A study of the interaction between the use of statistical software and the data analysis process

The Second International Conference on Teaching Statistics, 1986
McKenzie, J. D. Jr., Rybolt, W. H., & Kopcso, D. P.
Davidson, R., & Swift, J.
The Second International Committee on Teaching Statistics
Victoria, B.C.

Those familiar with a statistical package are often surprised at how long it takes a novice to accomplish even a simple task. In a college environment, students often complain about the countless hours spent on a simple assignment. An examination of their computer printouts and written work often fails to reveal where the students spent their hours. Unfortunately, it is possible for students to understand conceptually what to do but still not be able to do it. In an effort to learn where students actually ran into difficulty and discover more about the types of mistakes they were making, we undertook a series of experiments at Babson College. These experiments involved two instructors each teaching two sections of an applied statistics course. There were 154 undergraduate students in these four sections. an extensive set of references dealing with this area may be found in Kopcso, McKenzie, and Rybolt (1985). References to our past work and another recent article are present at the end of this paper.

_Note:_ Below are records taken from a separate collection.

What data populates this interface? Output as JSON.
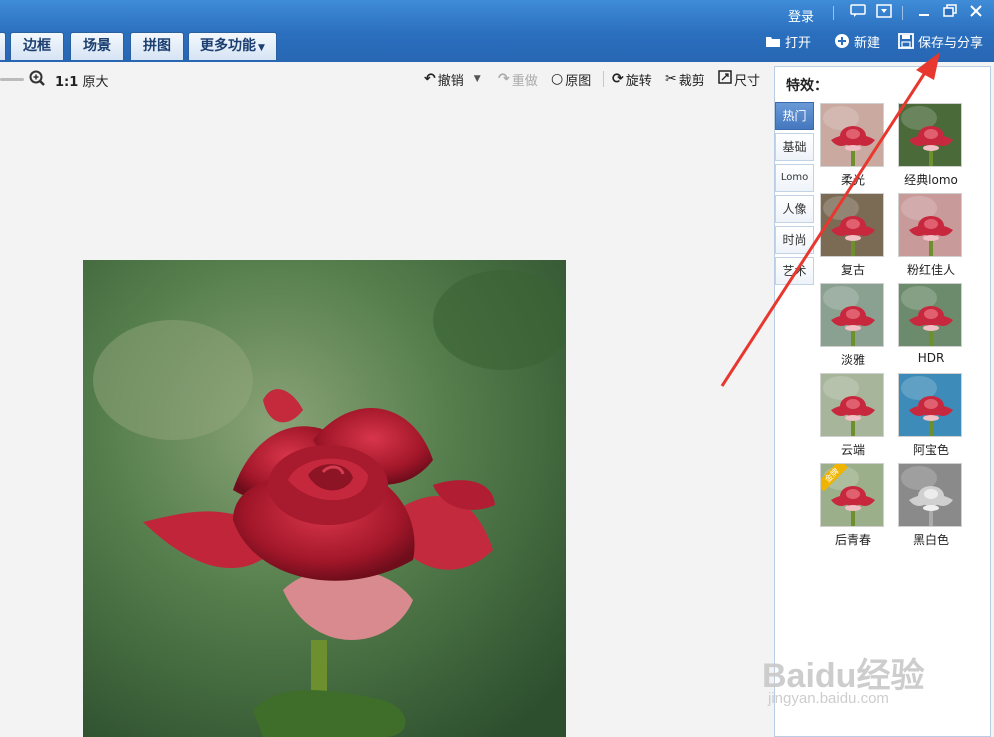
{
  "window": {
    "login": "登录",
    "controls": [
      "comment-icon",
      "dropdown-icon",
      "minimize-icon",
      "restore-icon",
      "close-icon"
    ]
  },
  "tabs": [
    {
      "label": "边框"
    },
    {
      "label": "场景"
    },
    {
      "label": "拼图"
    },
    {
      "label": "更多功能",
      "has_caret": true
    }
  ],
  "actions": {
    "open": "打开",
    "new": "新建",
    "save_share": "保存与分享"
  },
  "toolbar": {
    "one_one": "1:1",
    "original_size": "原大",
    "undo": "撤销",
    "redo": "重做",
    "original": "原图",
    "rotate": "旋转",
    "crop": "裁剪",
    "size": "尺寸"
  },
  "panel": {
    "title": "特效：",
    "categories": [
      "热门",
      "基础",
      "Lomo",
      "人像",
      "时尚",
      "艺术"
    ],
    "active_category": "热门",
    "effects": [
      {
        "label": "柔光",
        "tint": "#c9a9a0"
      },
      {
        "label": "经典lomo",
        "tint": "#4a6a3a"
      },
      {
        "label": "复古",
        "tint": "#7b6b55"
      },
      {
        "label": "粉红佳人",
        "tint": "#c99a9a"
      },
      {
        "label": "淡雅",
        "tint": "#8aa090"
      },
      {
        "label": "HDR",
        "tint": "#6c8b6c"
      },
      {
        "label": "云端",
        "tint": "#a7b59a"
      },
      {
        "label": "阿宝色",
        "tint": "#3d8bb8"
      },
      {
        "label": "后青春",
        "tint": "#9bb08a",
        "badge": "金牌"
      },
      {
        "label": "黑白色",
        "tint": "#8a8a8a",
        "grayscale": true
      }
    ]
  },
  "watermark": {
    "brand": "Baidu经验",
    "url": "jingyan.baidu.com"
  },
  "colors": {
    "titlebar": "#2a6fbe",
    "arrow": "#e8372e",
    "active_tab": "#4577bf"
  }
}
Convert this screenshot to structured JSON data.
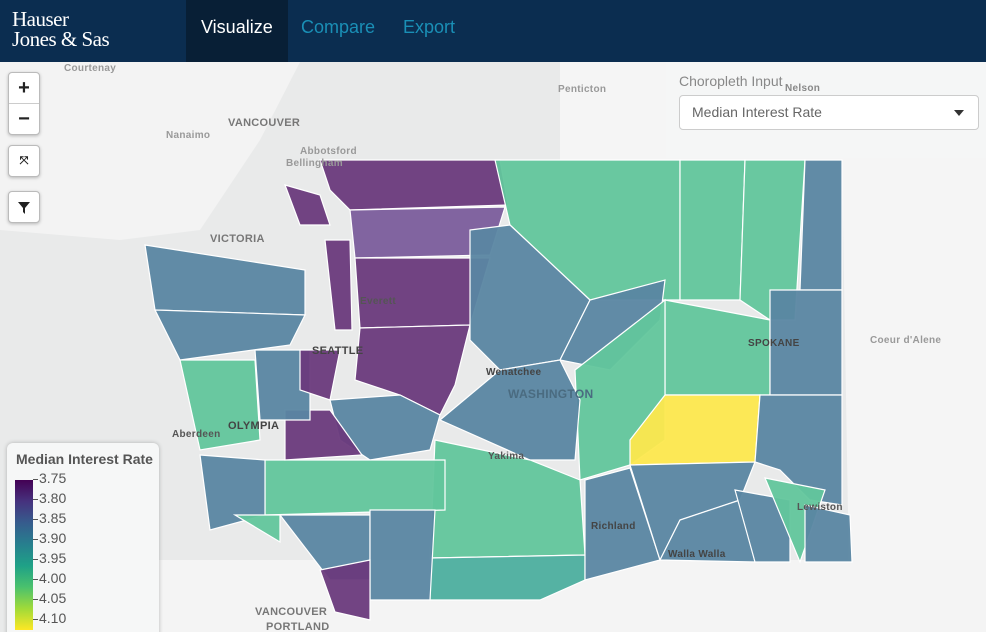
{
  "nav": {
    "logo": "Hauser Jones & Sas",
    "logo_line1": "Hauser",
    "logo_line2": "Jones & Sas",
    "tabs": [
      {
        "label": "Visualize",
        "active": true
      },
      {
        "label": "Compare",
        "active": false
      },
      {
        "label": "Export",
        "active": false
      }
    ]
  },
  "controls": {
    "zoom_in": "+",
    "zoom_out": "−",
    "fit_icon": "expand-icon",
    "filter_icon": "filter-icon"
  },
  "choropleth": {
    "label": "Choropleth Input",
    "selected": "Median Interest Rate"
  },
  "legend": {
    "title": "Median Interest Rate",
    "ticks": [
      "3.75",
      "3.80",
      "3.85",
      "3.90",
      "3.95",
      "4.00",
      "4.05",
      "4.10"
    ],
    "colors": {
      "low": "#440154",
      "high": "#fde725"
    }
  },
  "colors": {
    "purple": "#6a3a7c",
    "lightpurple": "#7b5d9c",
    "blue": "#5a86a2",
    "green": "#62c69c",
    "teal": "#4cae9e",
    "yellow": "#fde84e"
  },
  "cities": [
    "Courtenay",
    "Penticton",
    "Nelson",
    "Nanaimo",
    "VANCOUVER",
    "Abbotsford",
    "Bellingham",
    "VICTORIA",
    "Everett",
    "SEATTLE",
    "Wenatchee",
    "WASHINGTON",
    "SPOKANE",
    "Coeur d'Alene",
    "Aberdeen",
    "OLYMPIA",
    "Yakima",
    "Richland",
    "Walla Walla",
    "Lewiston",
    "VANCOUVER",
    "PORTLAND"
  ]
}
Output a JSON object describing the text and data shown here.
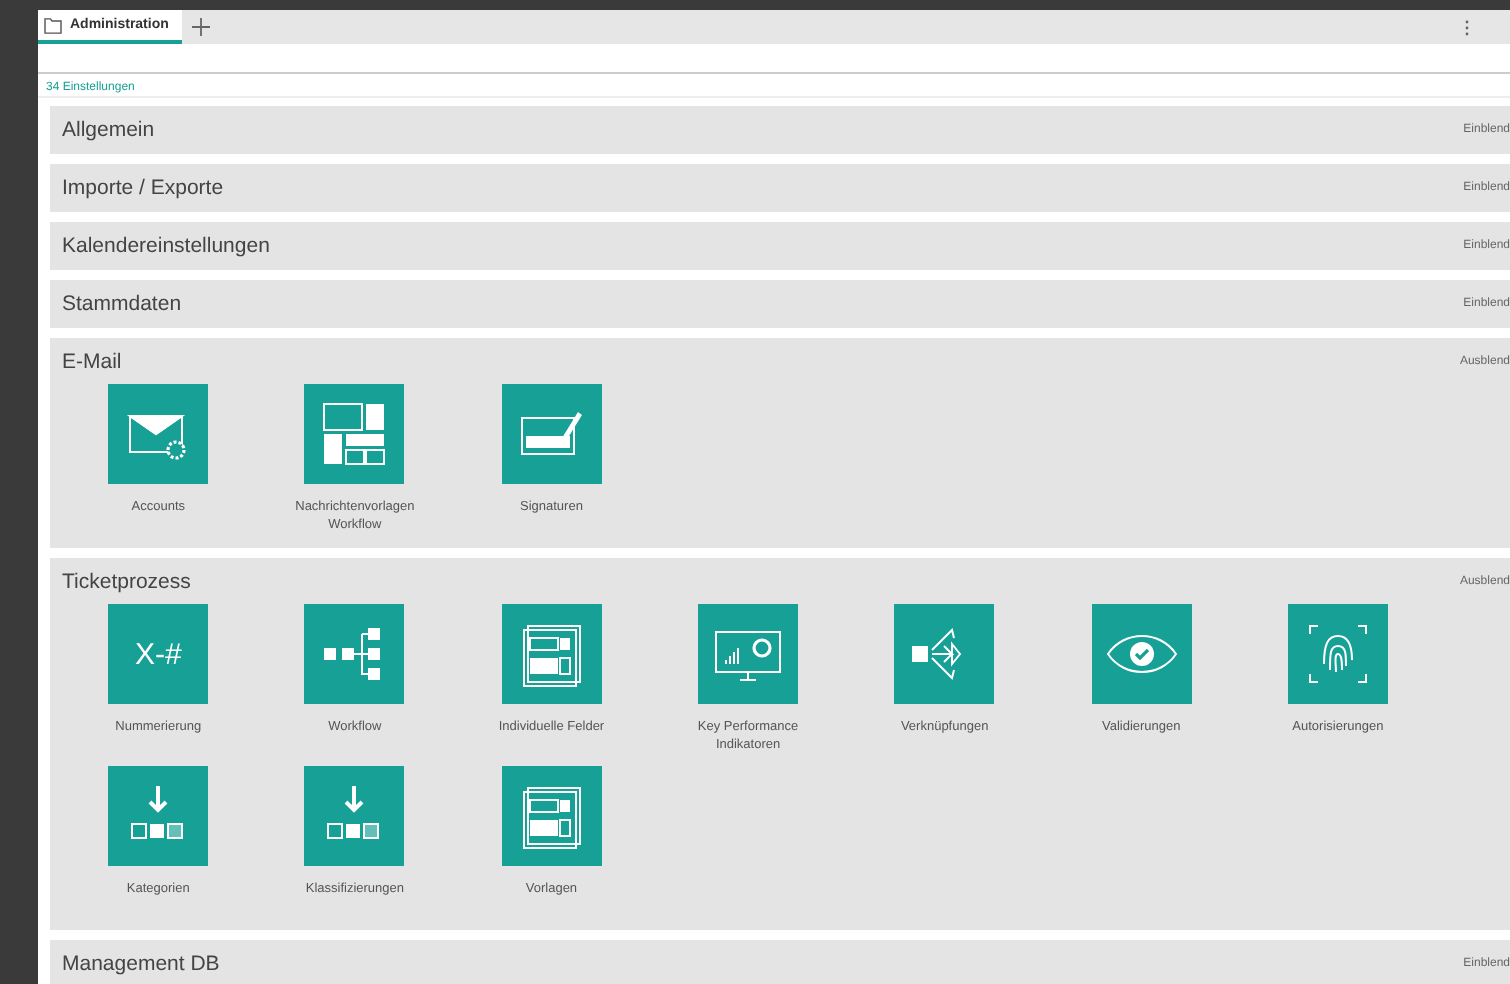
{
  "tabs": [
    {
      "label": "Administration",
      "selected": true
    }
  ],
  "count": "34 Einstellungen",
  "sections": [
    {
      "title": "Allgemein",
      "toggle": "Einblend",
      "expanded": false
    },
    {
      "title": "Importe / Exporte",
      "toggle": "Einblend",
      "expanded": false
    },
    {
      "title": "Kalendereinstellungen",
      "toggle": "Einblend",
      "expanded": false
    },
    {
      "title": "Stammdaten",
      "toggle": "Einblend",
      "expanded": false
    },
    {
      "title": "E-Mail",
      "toggle": "Ausblend",
      "expanded": true,
      "tiles": [
        {
          "label": "Accounts",
          "kind": "mail"
        },
        {
          "label": "Nachrichtenvorlagen Workflow",
          "kind": "layout"
        },
        {
          "label": "Signaturen",
          "kind": "signature"
        }
      ]
    },
    {
      "title": "Ticketprozess",
      "toggle": "Ausblend",
      "expanded": true,
      "tiles": [
        {
          "label": "Nummerierung",
          "kind": "glyph",
          "glyph": "X-#"
        },
        {
          "label": "Workflow",
          "kind": "workflow"
        },
        {
          "label": "Individuelle Felder",
          "kind": "form"
        },
        {
          "label": "Key Performance Indikatoren",
          "kind": "monitor"
        },
        {
          "label": "Verknüpfungen",
          "kind": "branch"
        },
        {
          "label": "Validierungen",
          "kind": "eye"
        },
        {
          "label": "Autorisierungen",
          "kind": "fingerprint"
        },
        {
          "label": "Kategorien",
          "kind": "download"
        },
        {
          "label": "Klassifizierungen",
          "kind": "download"
        },
        {
          "label": "Vorlagen",
          "kind": "form"
        }
      ]
    },
    {
      "title": "Management DB",
      "toggle": "Einblend",
      "expanded": false
    }
  ]
}
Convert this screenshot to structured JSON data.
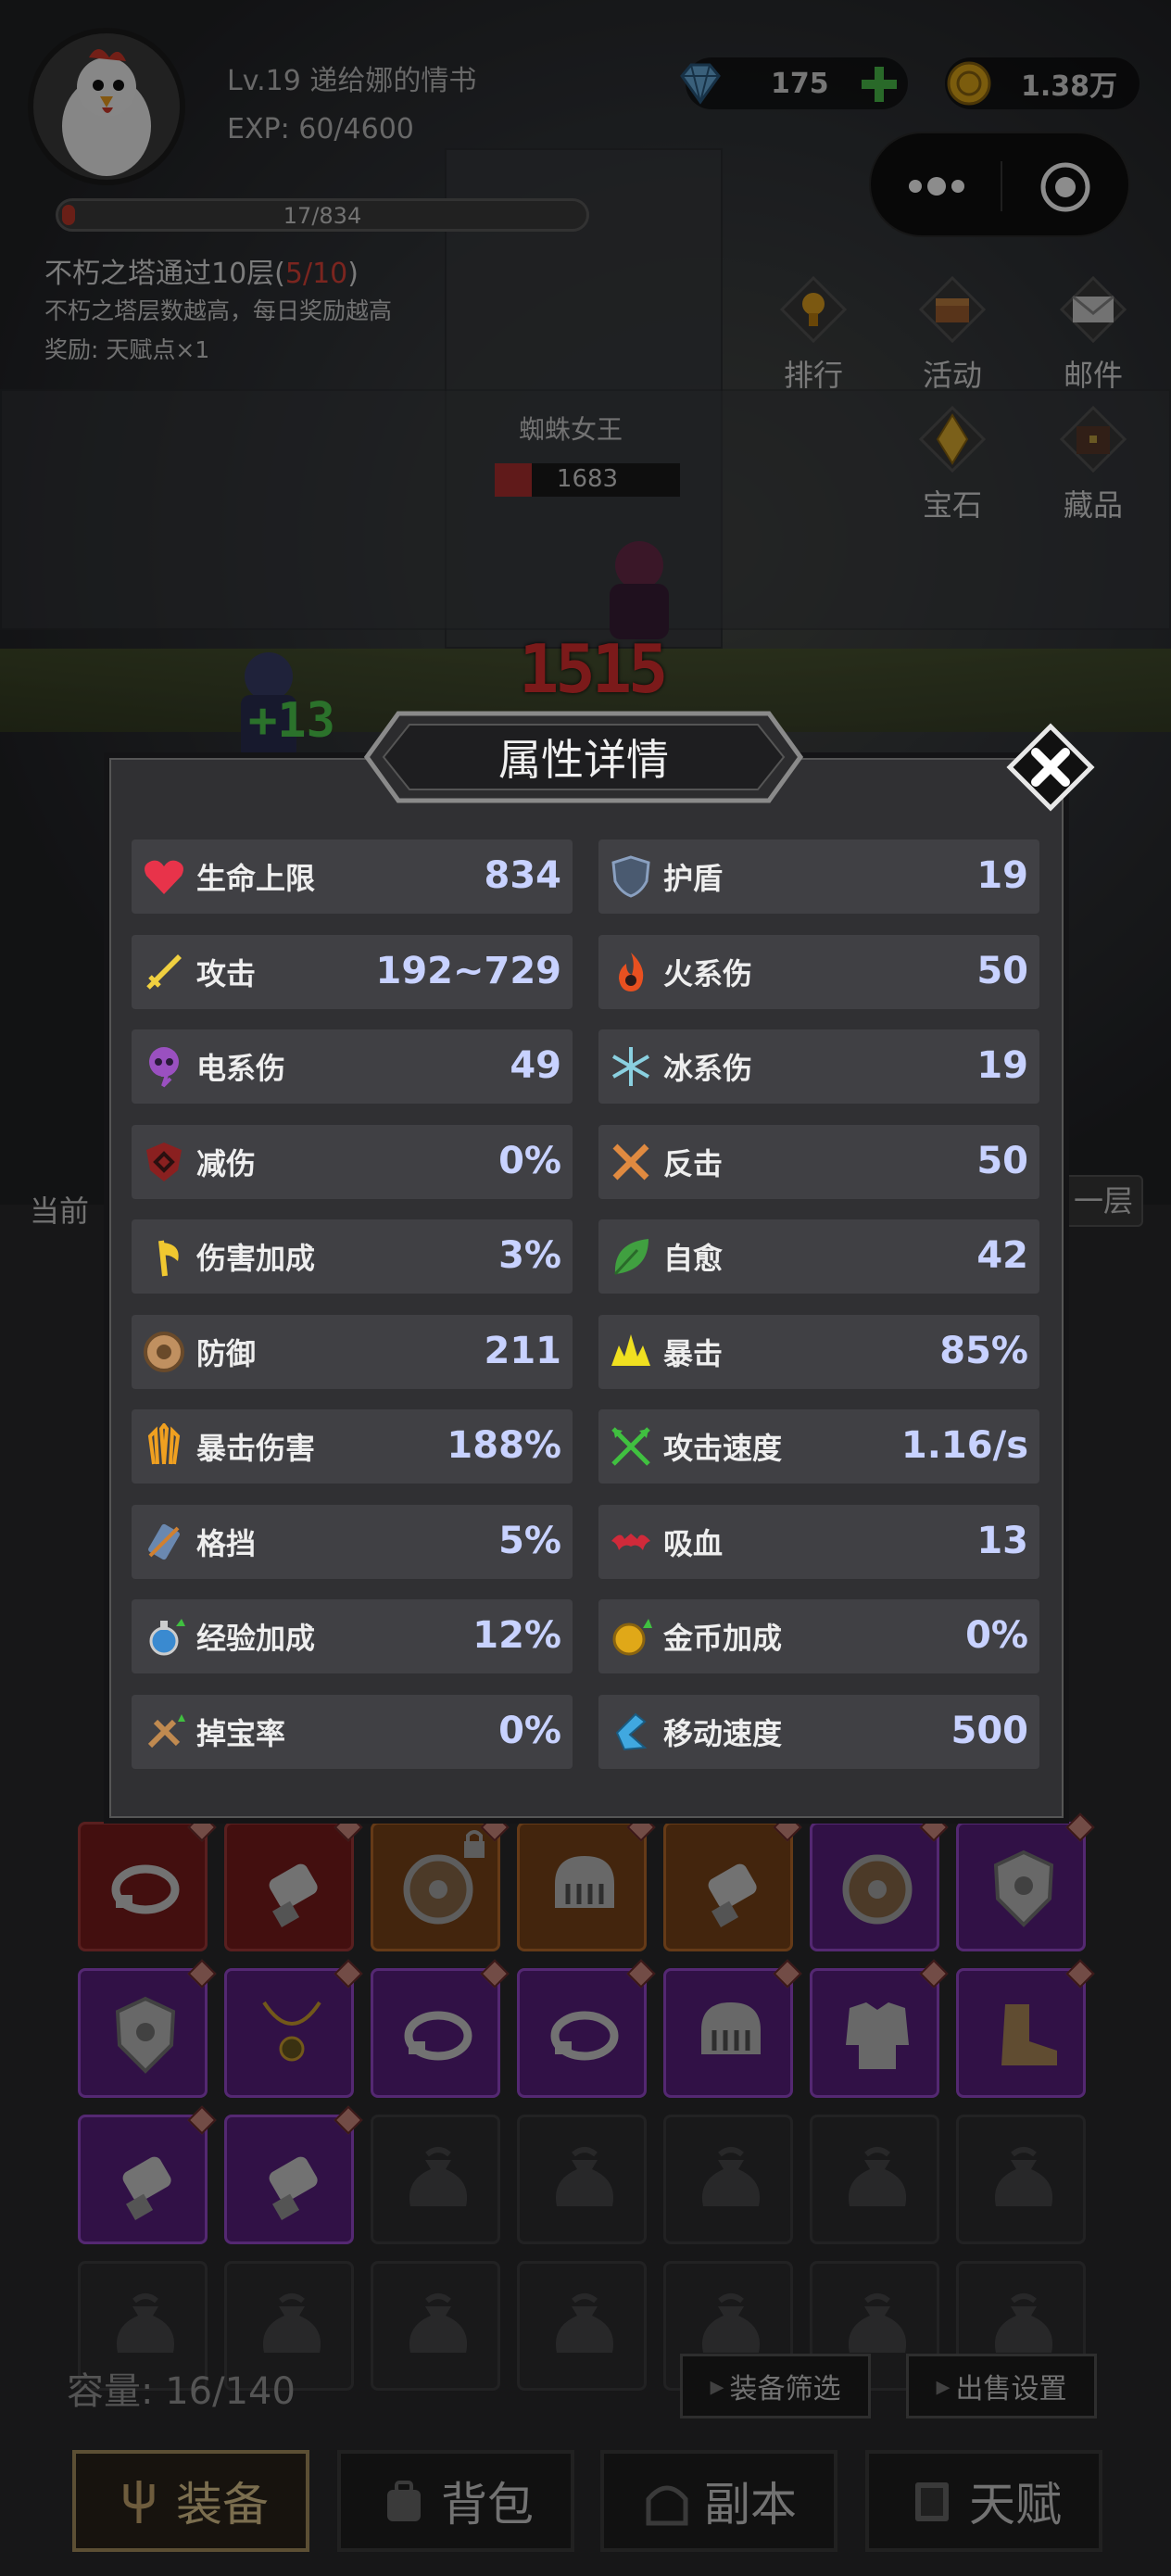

The CAUSE Research Group is supported in part by a member initiative grant from the American Statistical Association’s Section on Statistics and Data Science Education